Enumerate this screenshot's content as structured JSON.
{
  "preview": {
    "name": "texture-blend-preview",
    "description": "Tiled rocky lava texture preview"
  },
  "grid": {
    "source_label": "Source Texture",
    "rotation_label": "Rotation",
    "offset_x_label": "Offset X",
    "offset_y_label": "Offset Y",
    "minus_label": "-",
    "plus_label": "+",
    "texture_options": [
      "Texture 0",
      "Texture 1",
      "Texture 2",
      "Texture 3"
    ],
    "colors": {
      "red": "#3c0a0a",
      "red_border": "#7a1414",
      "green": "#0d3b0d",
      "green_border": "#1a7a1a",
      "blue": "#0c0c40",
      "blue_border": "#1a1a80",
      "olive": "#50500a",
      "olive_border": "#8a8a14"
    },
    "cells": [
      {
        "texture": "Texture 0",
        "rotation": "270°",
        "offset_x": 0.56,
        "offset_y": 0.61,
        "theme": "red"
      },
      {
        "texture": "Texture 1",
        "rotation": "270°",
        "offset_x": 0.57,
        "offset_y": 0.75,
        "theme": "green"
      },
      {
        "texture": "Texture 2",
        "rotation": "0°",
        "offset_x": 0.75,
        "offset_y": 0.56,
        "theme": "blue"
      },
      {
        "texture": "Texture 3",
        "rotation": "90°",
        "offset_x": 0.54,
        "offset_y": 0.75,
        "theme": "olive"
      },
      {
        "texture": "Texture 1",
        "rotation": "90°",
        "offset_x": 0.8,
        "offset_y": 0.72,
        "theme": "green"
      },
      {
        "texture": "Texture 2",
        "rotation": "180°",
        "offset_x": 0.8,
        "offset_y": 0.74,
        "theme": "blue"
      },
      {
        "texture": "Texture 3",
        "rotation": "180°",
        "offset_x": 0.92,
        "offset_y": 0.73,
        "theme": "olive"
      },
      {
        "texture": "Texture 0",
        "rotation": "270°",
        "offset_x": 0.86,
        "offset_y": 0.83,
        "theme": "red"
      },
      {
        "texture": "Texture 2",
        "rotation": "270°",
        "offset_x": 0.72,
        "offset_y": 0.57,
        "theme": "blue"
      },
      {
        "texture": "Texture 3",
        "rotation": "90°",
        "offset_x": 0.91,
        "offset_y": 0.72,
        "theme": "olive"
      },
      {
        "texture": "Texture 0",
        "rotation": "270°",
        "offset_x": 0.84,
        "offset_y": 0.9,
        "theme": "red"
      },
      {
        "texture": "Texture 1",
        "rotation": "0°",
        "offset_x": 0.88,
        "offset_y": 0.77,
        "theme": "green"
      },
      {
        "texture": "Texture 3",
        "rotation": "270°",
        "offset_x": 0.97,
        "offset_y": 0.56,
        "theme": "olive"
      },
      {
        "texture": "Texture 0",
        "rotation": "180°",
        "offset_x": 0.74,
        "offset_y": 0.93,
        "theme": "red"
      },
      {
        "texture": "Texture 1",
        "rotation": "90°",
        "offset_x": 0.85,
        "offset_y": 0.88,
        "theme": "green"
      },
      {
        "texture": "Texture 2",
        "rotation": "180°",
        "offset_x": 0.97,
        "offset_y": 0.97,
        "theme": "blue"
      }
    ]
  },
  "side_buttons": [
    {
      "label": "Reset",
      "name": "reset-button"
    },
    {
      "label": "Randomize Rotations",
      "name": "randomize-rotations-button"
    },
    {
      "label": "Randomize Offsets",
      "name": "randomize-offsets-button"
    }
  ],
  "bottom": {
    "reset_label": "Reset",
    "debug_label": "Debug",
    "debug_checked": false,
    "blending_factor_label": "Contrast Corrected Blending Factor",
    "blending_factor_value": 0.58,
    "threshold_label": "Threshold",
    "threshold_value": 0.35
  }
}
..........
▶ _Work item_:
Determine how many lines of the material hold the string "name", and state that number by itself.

▶ _Output of the task_:
4